Would the Buccaneers be in the market for such a tight end. It's certainly possible, but it would have been much more likely if they hadn't gotten their targeted player, Stocker, in the draft. If Winslow and Stocker are expected to get the vast majority of the playing time for the position in 2011, then it would be surprising to see the team make any significant investment in a player to fight for the third spot. Consider also that the team believes there is NFL potential in Hardy, Purvis and Overbay, and thus there is already a good amount of competition for that spot.
On the other hand, there could be a few tight ends of note on the market this year, once it is finally open for business. Lewis would have been the cream of the crop but the Jaguars unsurprisingly used the franchise tag on him to keep him around. Still Oakland's Zach Miller quietly had a strong season in 2010 (60 catches, five TDs) and is an underrated player who could help a lot of teams. Houston's Owen Daniels was injured for much of 2010 but has been a prolific pass-catcher in the past and could be on some team's radar.
Buccaneers' Free Agency History at Tight End:
The Buccaneers have had more hits than misses in this department since the first CBA went into effect in 1993, though the top two TE acquisitions in team history were both made via trade. Four-time Pro Bowler Jimmie Giles came over from Houston in a 1978 deal that sent the top overall draft pick (Earl Campbell) to the Oilers and brought back the pick that became Doug Williams. Winslow cost the Bucs a second-round pick in what was new General Manager Mark Dominik's first big acquisition.
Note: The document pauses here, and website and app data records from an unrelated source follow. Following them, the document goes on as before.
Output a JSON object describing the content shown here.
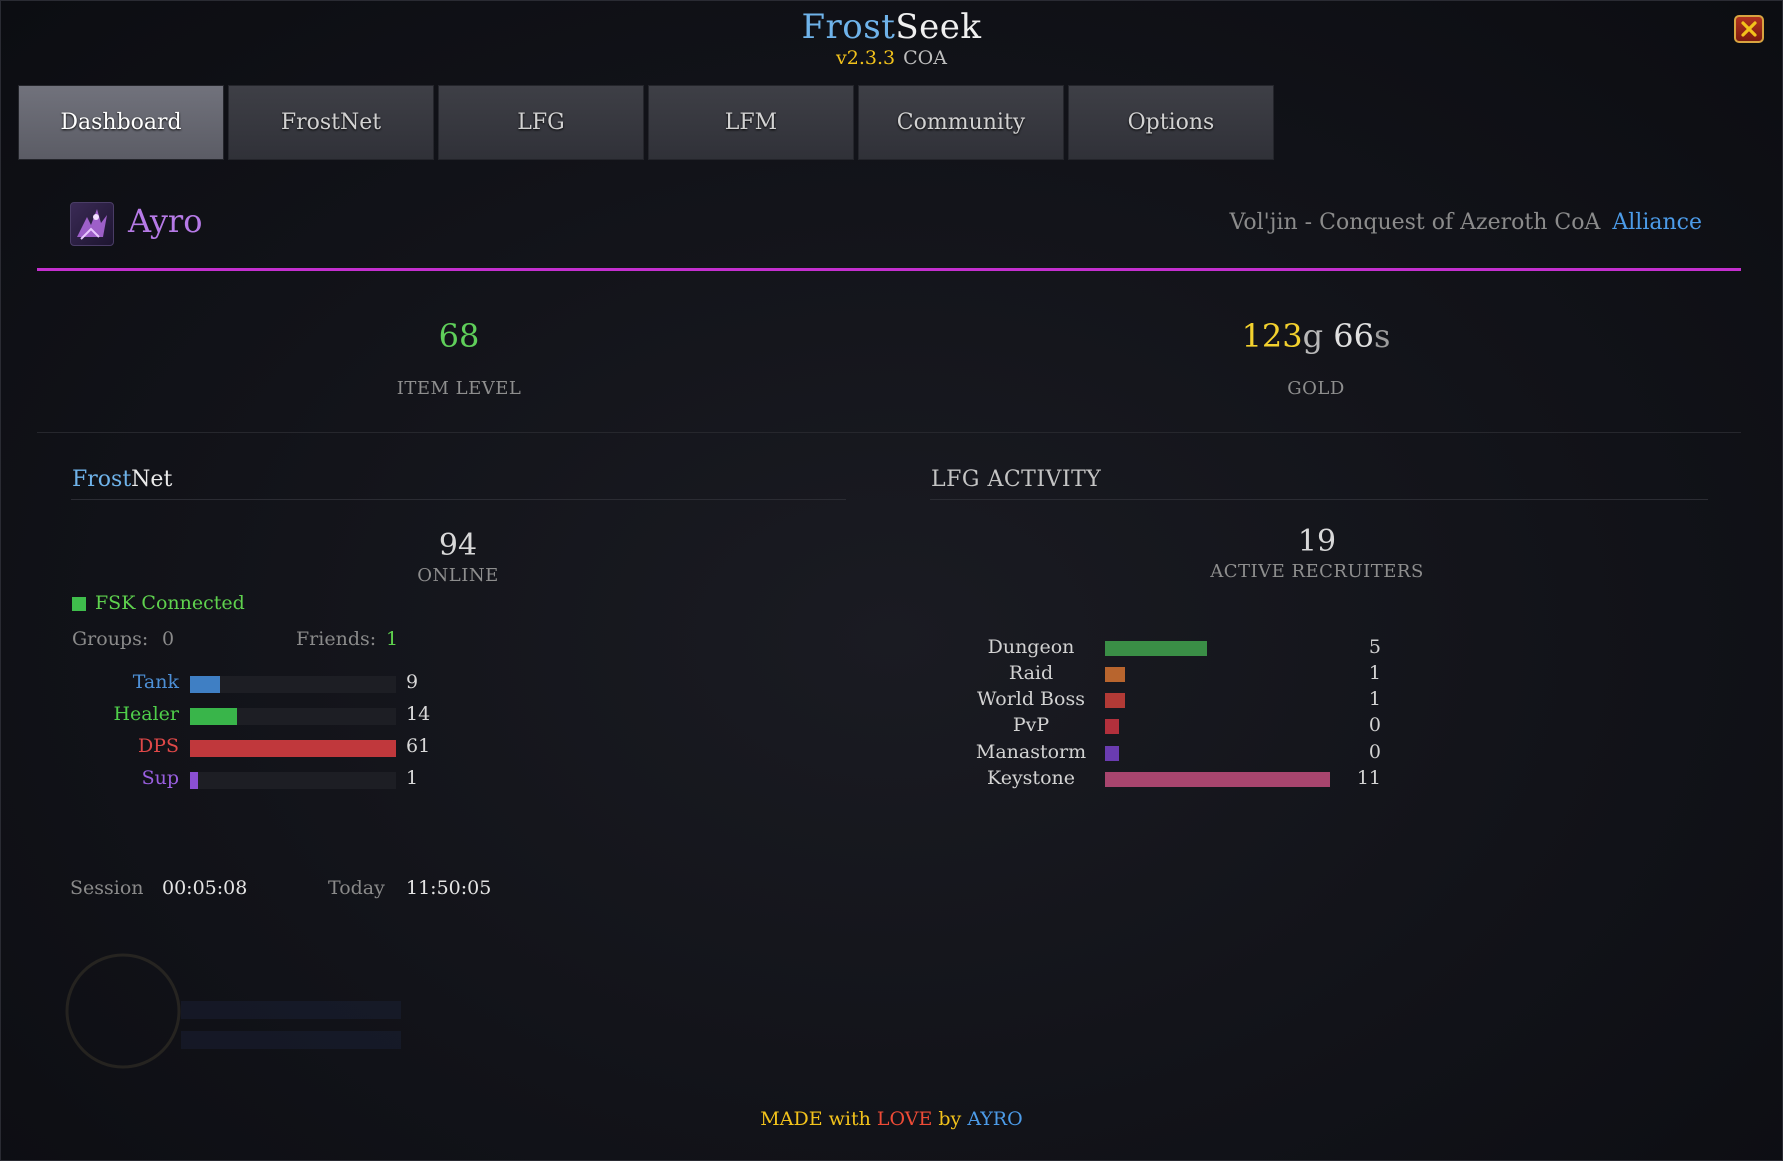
{
  "window": {
    "title_part1": "Frost",
    "title_part2": "Seek",
    "version": "v2.3.3",
    "realm_tag": "COA"
  },
  "tabs": [
    {
      "label": "Dashboard",
      "active": true
    },
    {
      "label": "FrostNet",
      "active": false
    },
    {
      "label": "LFG",
      "active": false
    },
    {
      "label": "LFM",
      "active": false
    },
    {
      "label": "Community",
      "active": false
    },
    {
      "label": "Options",
      "active": false
    }
  ],
  "character": {
    "name": "Ayro",
    "realm": "Vol'jin - Conquest of Azeroth CoA",
    "faction": "Alliance",
    "class_color": "#b67ae6"
  },
  "stats": {
    "item_level": "68",
    "item_level_label": "ITEM LEVEL",
    "gold": "123",
    "gold_unit": "g",
    "silver": "66",
    "silver_unit": "s",
    "gold_label": "GOLD"
  },
  "frostnet": {
    "title_part1": "Frost",
    "title_part2": "Net",
    "online": "94",
    "online_label": "ONLINE",
    "status": "FSK Connected",
    "groups_label": "Groups:",
    "groups": "0",
    "friends_label": "Friends:",
    "friends": "1",
    "roles": [
      {
        "name": "Tank",
        "value": 9,
        "color": "#3f7fc4",
        "text_color": "#4d8fd6"
      },
      {
        "name": "Healer",
        "value": 14,
        "color": "#39b54a",
        "text_color": "#4fcf4a"
      },
      {
        "name": "DPS",
        "value": 61,
        "color": "#c0383c",
        "text_color": "#e04848"
      },
      {
        "name": "Sup",
        "value": 1,
        "color": "#8a4fd2",
        "text_color": "#9a5fe0"
      }
    ],
    "role_max": 61
  },
  "lfg_activity": {
    "title": "LFG ACTIVITY",
    "recruiters": "19",
    "recruiters_label": "ACTIVE RECRUITERS",
    "items": [
      {
        "name": "Dungeon",
        "value": 5,
        "color": "#3a8e46"
      },
      {
        "name": "Raid",
        "value": 1,
        "color": "#b8652e"
      },
      {
        "name": "World Boss",
        "value": 1,
        "color": "#b23a36"
      },
      {
        "name": "PvP",
        "value": 0,
        "color": "#b2303c"
      },
      {
        "name": "Manastorm",
        "value": 0,
        "color": "#6a3cb0"
      },
      {
        "name": "Keystone",
        "value": 11,
        "color": "#a8456e"
      }
    ],
    "max": 11
  },
  "session": {
    "session_label": "Session",
    "session_time": "00:05:08",
    "today_label": "Today",
    "today_time": "11:50:05"
  },
  "footer": {
    "made": "MADE with",
    "love": "LOVE",
    "by": "by",
    "author": "AYRO"
  }
}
However, free agent pickups at tight end along the way have included Jackie Harris, Ken Dilger and Rickey Dudley. Harris, who came over as a rare restricted free agent from Green Bay in 1994, was the Bucs' leading pass-catcher in 1995 with 62 grabs for 751 yards. Dilger and Dudley weren't quite as prolific, but they were both signed in the spring of 2002 and they became the team's 1-2 punch at the position during the Super Bowl year. The Bucs have also had success with Gilmore (2008), Anthony Becht (2005) and, in a somewhat different manner, Dave Moore. One of the more popular players in team history, Moore started a long and productive Buccaneers career in 1992 when he came over midseason after being released by the Miami Dolphins.
Final Tight End Analysis:
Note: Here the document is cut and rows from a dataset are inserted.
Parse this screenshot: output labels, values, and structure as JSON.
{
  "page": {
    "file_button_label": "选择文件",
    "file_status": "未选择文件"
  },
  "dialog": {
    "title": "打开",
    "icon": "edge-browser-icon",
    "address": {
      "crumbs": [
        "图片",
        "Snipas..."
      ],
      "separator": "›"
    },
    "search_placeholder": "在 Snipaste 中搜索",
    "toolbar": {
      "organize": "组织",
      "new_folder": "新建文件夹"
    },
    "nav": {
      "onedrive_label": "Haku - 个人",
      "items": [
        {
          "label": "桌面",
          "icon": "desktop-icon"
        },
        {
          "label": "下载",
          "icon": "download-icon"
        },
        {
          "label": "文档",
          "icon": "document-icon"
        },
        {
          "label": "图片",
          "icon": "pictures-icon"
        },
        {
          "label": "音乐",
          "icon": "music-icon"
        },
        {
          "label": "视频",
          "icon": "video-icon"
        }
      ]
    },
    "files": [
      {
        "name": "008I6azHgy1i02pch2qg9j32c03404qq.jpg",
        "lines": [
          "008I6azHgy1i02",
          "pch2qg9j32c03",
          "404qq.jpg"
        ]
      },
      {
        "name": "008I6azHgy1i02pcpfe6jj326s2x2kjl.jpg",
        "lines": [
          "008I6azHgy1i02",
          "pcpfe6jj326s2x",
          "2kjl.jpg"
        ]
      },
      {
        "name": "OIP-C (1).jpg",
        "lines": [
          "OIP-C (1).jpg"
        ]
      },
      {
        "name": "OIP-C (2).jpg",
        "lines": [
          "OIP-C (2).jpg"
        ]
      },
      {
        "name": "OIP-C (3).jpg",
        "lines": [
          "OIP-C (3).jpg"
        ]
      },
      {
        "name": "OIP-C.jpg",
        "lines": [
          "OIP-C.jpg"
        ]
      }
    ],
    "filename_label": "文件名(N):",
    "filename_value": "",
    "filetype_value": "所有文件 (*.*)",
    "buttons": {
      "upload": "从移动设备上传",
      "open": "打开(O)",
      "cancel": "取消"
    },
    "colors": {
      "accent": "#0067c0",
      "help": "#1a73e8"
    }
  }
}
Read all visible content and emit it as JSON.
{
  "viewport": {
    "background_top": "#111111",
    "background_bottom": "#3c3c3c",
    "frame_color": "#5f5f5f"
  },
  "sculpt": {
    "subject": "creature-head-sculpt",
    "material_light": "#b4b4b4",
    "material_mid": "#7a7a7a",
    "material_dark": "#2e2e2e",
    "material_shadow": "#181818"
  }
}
Dominik and Morris have thoroughly reworked the Buccaneers' tight end position since taking over in 2009. In 2008, the depth chart at the position featured former 2005 draft pick as the starter, backed up by Gilmore and Stevens. Smith was traded away after the acquisition of Winslow, who has given the team more juice at the position in any two-year stretch since the days of Giles. Gilmore and, to a lesser extent, Stevens stayed on and contributed the last two seasons behind Winslow but the latter is now gone and the former is a pending free agent, as mentioned.
The second big move Dominik and Morris made at the tight end position was the drafting of Stocker this past April, assuming he is as much of an impact player as the team believes he can be. Stocker will have to prove that true, of course, but it seems certain that he will get plenty of opportunities to do so. Hardy's immediate role is less certain – though he is thought to be a capable contributor on special teams, which could increase his chances – but he is obviously an intriguing talent worth watching.
The Buccaneers have a clear plan in place at the tight end position heading into 2011. It's success depends on the continued health of Winslow and the ability of Stocker to live up to the team's expectations. Neither is certain, of course, but if it does work out the tight end position will be enjoyable to watch in 2011.